Overall road casualties in the period continue to show a strong downward trend, falling by 5 per cent compared to the equivalent quarter in 2010, but not when it comes to cyclists, who again are the only class of road users among whom there has not been a reduction.
During the quarter, there were 5,470 cyclist casualties, just four higher than in the comparable months of 2010. That figure includes slight injuries, but it is the 7 per cent increase in the numbers killed or seriously injured during the three-month period that gives most cause for concern.
Looking at the year-on-year picture, in the 12 months to September 2011, total cyclist casualties rose 4 per cent, with an increase in the number of cyclists killed or seriously injured, which was up by 8 per cent.
With the snowfalls experienced across Britain in late 2010 preventing many from taking to their bikes, but milder weather towards the end of 2011, the final quarter’s figures for the year could also show an increase when they are published.
As the chart above shows, while indexed casualty numbers for all road users other than cyclists are falling, the reverse isn’t the case for bike riders, and the gap is widening.
While increased numbers of people cycling may partly explain the rise, the absence of up-to-date statistics on cycle usage and difficulty of establishing precise trends at national level makes it impossible to say with any certainty, and there does seem to be a general perception that the roads are becoming more dangerous for cyclists.
Reacting to the latest figures, Neil Greig, director of policy and research at the road safety charity IAM, said: “It is extremely concerning that cyclists’ casualties are not reducing and this is something the government and local councils must act must act on. This will mean changes to road layouts, more cycle training and promoting better awareness among drivers.”
Born in Scotland, Simon moved to London aged seven and now lives in the Oxfordshire Cotswolds with his miniature schnauzer, Elodie.
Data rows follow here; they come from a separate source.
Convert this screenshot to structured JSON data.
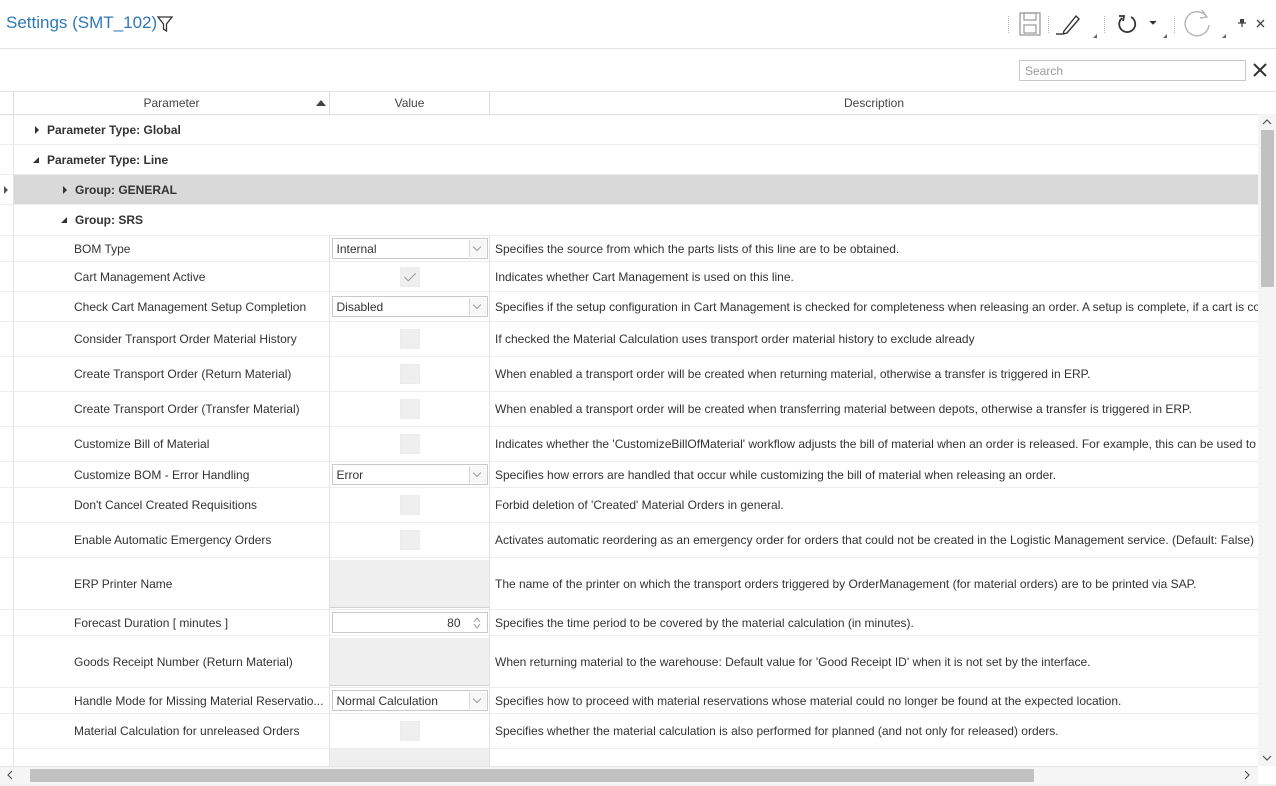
{
  "header": {
    "title": "Settings (SMT_102)"
  },
  "toolbar": {
    "pin_glyph": "ᴖ",
    "close_glyph": "×"
  },
  "search": {
    "placeholder": "Search",
    "close_glyph": "✕"
  },
  "grid": {
    "columns": [
      "Parameter",
      "Value",
      "Description"
    ],
    "groups": {
      "global": "Parameter Type: Global",
      "line": "Parameter Type: Line",
      "general": "Group: GENERAL",
      "srs": "Group: SRS"
    },
    "rows": [
      {
        "param": "BOM Type",
        "value": "Internal",
        "desc": "Specifies the source from which the parts lists of this line are to be obtained."
      },
      {
        "param": "Cart Management Active",
        "value": "",
        "desc": "Indicates whether Cart Management is used on this line."
      },
      {
        "param": "Check Cart Management Setup Completion",
        "value": "Disabled",
        "desc": "Specifies if the setup configuration in Cart Management is checked for completeness when releasing an order. A setup is complete, if a cart is co"
      },
      {
        "param": "Consider Transport Order Material History",
        "value": "",
        "desc": "If checked the Material Calculation uses transport order material history to exclude already"
      },
      {
        "param": "Create Transport Order (Return Material)",
        "value": "",
        "desc": "When enabled a transport order will be created when returning material, otherwise a transfer is triggered in ERP."
      },
      {
        "param": "Create Transport Order (Transfer Material)",
        "value": "",
        "desc": "When enabled a transport order will be created when transferring material between depots, otherwise a transfer is triggered in ERP."
      },
      {
        "param": "Customize Bill of Material",
        "value": "",
        "desc": "Indicates whether the 'CustomizeBillOfMaterial' workflow adjusts the bill of material when an order is released. For example, this can be used to a"
      },
      {
        "param": "Customize BOM - Error Handling",
        "value": "Error",
        "desc": "Specifies how errors are handled that occur while customizing the bill of material when releasing an order."
      },
      {
        "param": "Don't Cancel Created Requisitions",
        "value": "",
        "desc": "Forbid deletion of 'Created' Material Orders in general."
      },
      {
        "param": "Enable Automatic Emergency Orders",
        "value": "",
        "desc": "Activates automatic reordering as an emergency order for orders that could not be created in the Logistic Management service. (Default: False)"
      },
      {
        "param": "ERP Printer Name",
        "value": "",
        "desc": "The name of the printer on which the transport orders triggered by OrderManagement (for material orders) are to be printed via SAP."
      },
      {
        "param": "Forecast Duration [ minutes ]",
        "value": "80",
        "desc": "Specifies the time period to be covered by the material calculation (in minutes)."
      },
      {
        "param": "Goods Receipt Number (Return Material)",
        "value": "",
        "desc": "When returning material to the warehouse: Default value for 'Good Receipt ID' when it is not set by the interface."
      },
      {
        "param": "Handle Mode for Missing Material Reservatio...",
        "value": "Normal Calculation",
        "desc": "Specifies how to proceed with material reservations whose material could no longer be found at the expected location."
      },
      {
        "param": "Material Calculation for unreleased Orders",
        "value": "",
        "desc": "Specifies whether the material calculation is also performed for planned (and not only for released) orders."
      }
    ]
  },
  "scroll": {
    "left_glyph": "<",
    "right_glyph": ">",
    "up_glyph": "^",
    "down_glyph": "v"
  }
}
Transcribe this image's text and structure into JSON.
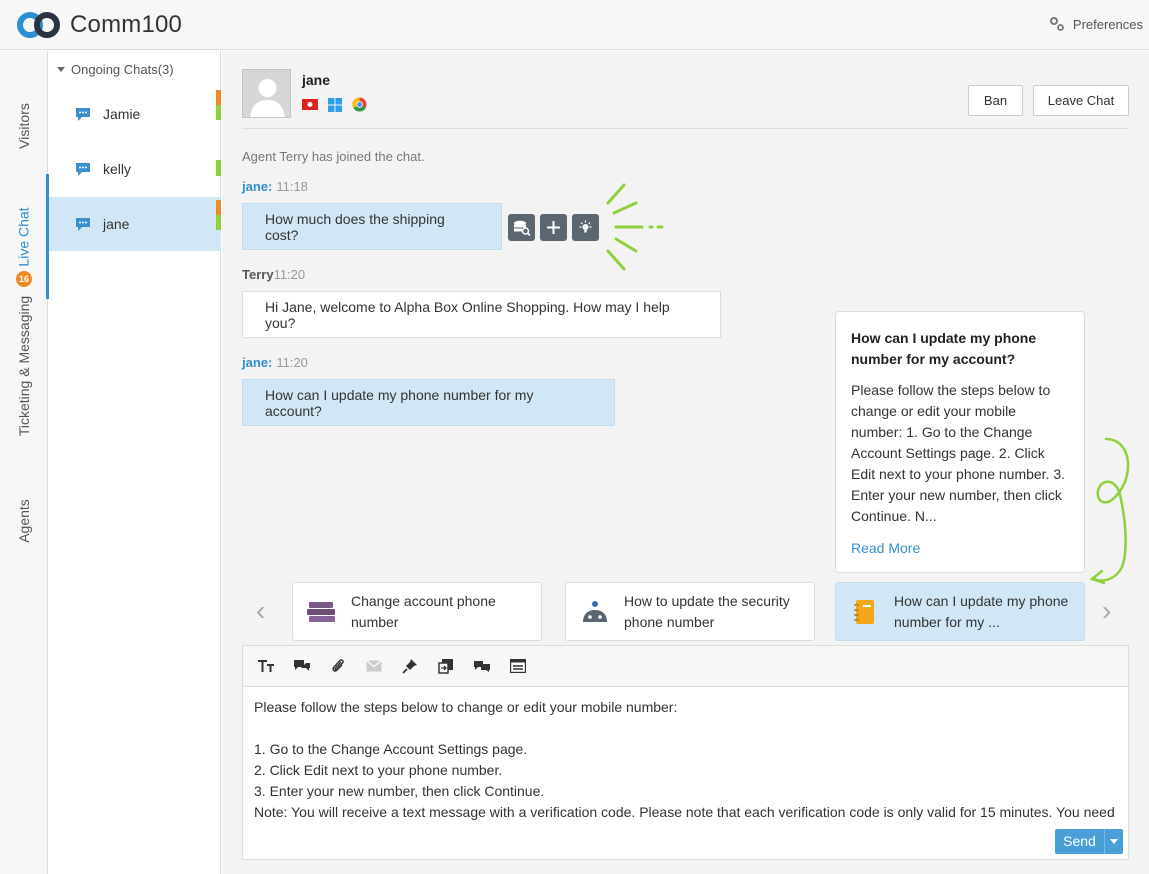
{
  "app": {
    "brand": "Comm100",
    "preferences_label": "Preferences"
  },
  "nav": {
    "tabs": [
      {
        "label": "Visitors"
      },
      {
        "label": "Live Chat"
      },
      {
        "label": "Ticketing & Messaging",
        "badge": "16"
      },
      {
        "label": "Agents"
      }
    ]
  },
  "chatlist": {
    "group_label": "Ongoing Chats(3)",
    "items": [
      {
        "name": "Jamie"
      },
      {
        "name": "kelly"
      },
      {
        "name": "jane"
      }
    ]
  },
  "visitor": {
    "name": "jane"
  },
  "actions": {
    "ban": "Ban",
    "leave": "Leave Chat"
  },
  "messages": {
    "system": "Agent Terry has joined the chat.",
    "m1": {
      "who": "jane:",
      "time": "11:18",
      "text": "How much does the shipping cost?"
    },
    "m2": {
      "who": "Terry",
      "time": "11:20",
      "text": "Hi Jane, welcome to Alpha Box Online Shopping. How may I help you?"
    },
    "m3": {
      "who": "jane:",
      "time": "11:20",
      "text": "How can I update my phone number for my account?"
    }
  },
  "kb": {
    "question": "How can I update my phone number for my account?",
    "answer": "Please follow the steps below to change or edit your mobile number: 1. Go to the Change Account Settings page. 2. Click Edit next to your phone number. 3. Enter your new number, then click Continue. N...",
    "read_more": "Read More"
  },
  "suggestions": [
    {
      "text": "Change account phone number"
    },
    {
      "text": "How to update the security phone number"
    },
    {
      "text": "How can I update my phone number for my ..."
    }
  ],
  "composer": {
    "lines": [
      "Please follow the steps below to change or edit your mobile number:",
      "",
      "1. Go to the Change Account Settings page.",
      "2. Click Edit next to your phone number.",
      "3. Enter your new number, then click Continue.",
      "Note: You will receive a text message with a verification code. Please note that each verification code is only valid for 15 minutes. You need"
    ],
    "send_label": "Send"
  },
  "colors": {
    "accent": "#2e8ed3",
    "visitor_bubble": "#d1e7f5",
    "badge": "#f08a24",
    "annotation": "#8fd13c"
  }
}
He fell in love with cycling one Saturday morning in 1994 while living in Italy when Milan-San Remo went past his front door. A daily cycle commuter in London back before riding to work started to boom, he's been news editor at road.cc since 2009. Handily for work, he speaks French and Italian. He doesn't get to ride his Colnago as often as he'd like, and freely admits he's much more adept at cooking than fettling with bikes.